Most central banks govern the price of money in an economy via the rate that banks are charged to borrow cash over short time periods. In China, that approach had been divided into two steps. First, the PBOC guided prices for funding in the inter-bank market via its reverse repurchase agreements and medium-term lending facility. Then, it set the benchmark rates that were used to price mortgages, business loans and other commercial lending -- the one-year and five-year lending rates.
While the interest rate of home mortgages should also be converted to the LPR, the new borrowing cost must be the same as the current charges to “reflect the request to regulate the property market,” the central bank said in the statement. Home mortgages could be repriced in the future, based on the LPR, it
The PBOC’s latest efforts show its commitment to making the interest-rate system more market-driven, though controls on deposits remain for now. The step-by-step approach appears to be trying to open up the system without shrinking interest margins too rapidly and adding more pressure to smaller lenders.

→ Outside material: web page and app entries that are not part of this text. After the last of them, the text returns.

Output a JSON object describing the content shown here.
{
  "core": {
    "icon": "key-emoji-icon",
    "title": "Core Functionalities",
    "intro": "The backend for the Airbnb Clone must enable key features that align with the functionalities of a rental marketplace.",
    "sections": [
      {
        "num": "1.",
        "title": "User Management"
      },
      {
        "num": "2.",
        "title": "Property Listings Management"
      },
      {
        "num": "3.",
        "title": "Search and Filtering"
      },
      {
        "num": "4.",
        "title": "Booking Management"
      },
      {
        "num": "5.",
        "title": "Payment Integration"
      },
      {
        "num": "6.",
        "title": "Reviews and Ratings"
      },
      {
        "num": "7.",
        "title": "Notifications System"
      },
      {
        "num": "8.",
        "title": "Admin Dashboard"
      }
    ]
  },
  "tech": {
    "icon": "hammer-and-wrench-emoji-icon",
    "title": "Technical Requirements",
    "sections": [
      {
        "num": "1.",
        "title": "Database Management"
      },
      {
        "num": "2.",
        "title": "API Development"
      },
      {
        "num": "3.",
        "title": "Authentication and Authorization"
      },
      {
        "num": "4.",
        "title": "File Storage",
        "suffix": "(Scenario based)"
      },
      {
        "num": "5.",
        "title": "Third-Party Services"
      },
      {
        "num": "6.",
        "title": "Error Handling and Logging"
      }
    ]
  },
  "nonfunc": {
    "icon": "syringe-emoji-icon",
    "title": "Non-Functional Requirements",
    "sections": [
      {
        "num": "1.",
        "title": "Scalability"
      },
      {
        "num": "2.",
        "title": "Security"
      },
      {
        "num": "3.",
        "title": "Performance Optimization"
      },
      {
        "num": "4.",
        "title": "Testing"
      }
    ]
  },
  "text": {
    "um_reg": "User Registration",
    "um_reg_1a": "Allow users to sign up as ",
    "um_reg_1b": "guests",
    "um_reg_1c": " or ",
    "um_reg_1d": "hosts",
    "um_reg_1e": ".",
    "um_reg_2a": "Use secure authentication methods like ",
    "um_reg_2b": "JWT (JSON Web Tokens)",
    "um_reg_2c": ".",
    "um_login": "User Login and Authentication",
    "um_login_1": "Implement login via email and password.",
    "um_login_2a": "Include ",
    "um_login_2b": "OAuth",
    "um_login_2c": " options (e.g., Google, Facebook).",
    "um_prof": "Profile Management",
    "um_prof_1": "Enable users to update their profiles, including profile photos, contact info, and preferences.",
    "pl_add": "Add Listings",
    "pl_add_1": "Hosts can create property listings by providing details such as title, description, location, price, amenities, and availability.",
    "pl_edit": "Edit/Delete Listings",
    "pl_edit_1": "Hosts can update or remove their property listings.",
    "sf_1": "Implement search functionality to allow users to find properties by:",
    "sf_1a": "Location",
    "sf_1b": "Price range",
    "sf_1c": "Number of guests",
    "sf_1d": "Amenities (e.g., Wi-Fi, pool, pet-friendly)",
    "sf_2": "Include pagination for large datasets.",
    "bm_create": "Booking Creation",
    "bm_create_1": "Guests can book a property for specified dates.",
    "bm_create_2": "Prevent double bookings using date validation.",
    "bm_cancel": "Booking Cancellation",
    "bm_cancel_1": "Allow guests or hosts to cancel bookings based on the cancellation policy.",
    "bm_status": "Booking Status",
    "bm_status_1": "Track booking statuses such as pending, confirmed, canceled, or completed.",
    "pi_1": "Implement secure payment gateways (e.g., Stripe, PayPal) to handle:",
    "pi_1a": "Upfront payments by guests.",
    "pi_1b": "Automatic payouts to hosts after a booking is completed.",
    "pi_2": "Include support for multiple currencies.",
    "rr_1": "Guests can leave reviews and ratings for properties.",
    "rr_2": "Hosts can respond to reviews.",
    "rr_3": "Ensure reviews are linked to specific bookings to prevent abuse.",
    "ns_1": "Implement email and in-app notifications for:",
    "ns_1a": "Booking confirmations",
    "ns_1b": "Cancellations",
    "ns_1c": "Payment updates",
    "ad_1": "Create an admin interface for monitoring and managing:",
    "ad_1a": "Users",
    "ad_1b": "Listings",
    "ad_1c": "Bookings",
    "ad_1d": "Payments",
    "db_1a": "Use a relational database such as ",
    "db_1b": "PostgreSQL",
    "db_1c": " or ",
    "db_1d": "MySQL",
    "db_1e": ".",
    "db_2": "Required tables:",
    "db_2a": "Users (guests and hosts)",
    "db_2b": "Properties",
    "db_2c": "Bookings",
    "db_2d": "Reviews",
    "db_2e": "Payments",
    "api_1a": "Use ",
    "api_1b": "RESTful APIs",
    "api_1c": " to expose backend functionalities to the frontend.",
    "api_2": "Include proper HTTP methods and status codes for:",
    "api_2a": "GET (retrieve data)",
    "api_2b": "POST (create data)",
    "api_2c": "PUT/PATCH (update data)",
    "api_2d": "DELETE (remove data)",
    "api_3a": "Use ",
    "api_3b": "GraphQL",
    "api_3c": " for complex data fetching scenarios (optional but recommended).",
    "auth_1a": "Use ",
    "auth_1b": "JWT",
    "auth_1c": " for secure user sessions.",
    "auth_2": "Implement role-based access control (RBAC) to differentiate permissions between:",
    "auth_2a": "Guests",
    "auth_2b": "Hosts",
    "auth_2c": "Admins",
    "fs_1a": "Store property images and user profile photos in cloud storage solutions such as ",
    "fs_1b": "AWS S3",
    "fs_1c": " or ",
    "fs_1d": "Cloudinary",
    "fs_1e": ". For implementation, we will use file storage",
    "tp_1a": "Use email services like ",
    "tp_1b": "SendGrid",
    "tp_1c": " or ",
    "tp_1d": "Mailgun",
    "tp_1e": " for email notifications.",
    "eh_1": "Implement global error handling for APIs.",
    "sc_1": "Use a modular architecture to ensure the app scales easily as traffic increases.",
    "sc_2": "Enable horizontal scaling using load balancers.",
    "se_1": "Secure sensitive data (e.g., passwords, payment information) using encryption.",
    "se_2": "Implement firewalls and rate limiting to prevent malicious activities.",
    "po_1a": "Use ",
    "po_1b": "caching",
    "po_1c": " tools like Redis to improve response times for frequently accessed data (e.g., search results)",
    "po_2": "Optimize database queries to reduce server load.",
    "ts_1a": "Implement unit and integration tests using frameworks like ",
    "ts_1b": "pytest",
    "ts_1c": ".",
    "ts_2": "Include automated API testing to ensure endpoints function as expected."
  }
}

China has long run different interest rate regimes for different parties, with state owned firms receiving the most favourable terms by far. The introduction of a simplified system is a positive for the corporate sector and suggests availability of cheaper credit is being lined up ahead of the traditional first quarter binge where most of the loans for the year are secured. The additional aim of this reform is to encourage deposits to stay at home to support the domestic economy.
The Shanghai A-Share Index rallied back to test the upper side of its six-month range today but needs to sustain a breakout to confirm a return to demand dominance.

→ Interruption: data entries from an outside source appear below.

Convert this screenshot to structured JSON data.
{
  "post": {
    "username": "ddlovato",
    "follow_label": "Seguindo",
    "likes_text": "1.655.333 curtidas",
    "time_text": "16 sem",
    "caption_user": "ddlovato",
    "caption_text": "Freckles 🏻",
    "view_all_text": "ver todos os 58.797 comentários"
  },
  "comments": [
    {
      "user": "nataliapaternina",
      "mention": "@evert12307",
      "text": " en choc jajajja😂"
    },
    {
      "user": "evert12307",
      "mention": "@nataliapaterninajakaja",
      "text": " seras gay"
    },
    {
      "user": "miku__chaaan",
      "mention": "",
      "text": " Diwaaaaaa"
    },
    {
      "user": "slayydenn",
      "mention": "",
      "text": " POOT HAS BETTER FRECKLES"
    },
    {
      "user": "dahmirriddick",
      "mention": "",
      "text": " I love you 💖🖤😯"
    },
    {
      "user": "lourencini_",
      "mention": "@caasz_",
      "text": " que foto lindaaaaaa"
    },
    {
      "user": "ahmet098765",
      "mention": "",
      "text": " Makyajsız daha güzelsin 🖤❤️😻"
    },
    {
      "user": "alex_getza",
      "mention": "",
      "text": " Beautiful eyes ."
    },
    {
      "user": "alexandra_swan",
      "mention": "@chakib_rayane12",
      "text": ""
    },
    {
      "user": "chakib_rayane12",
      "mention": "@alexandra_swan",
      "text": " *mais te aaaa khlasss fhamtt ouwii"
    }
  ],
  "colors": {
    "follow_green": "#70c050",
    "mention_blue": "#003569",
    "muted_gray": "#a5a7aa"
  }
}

The more benign attitude towards China’s prospects continues to boost commodities and the outlook for commodity producers. The Australia Dollar, New Zealand Dollar and Norwegian Krone all continue to extend their rebounds.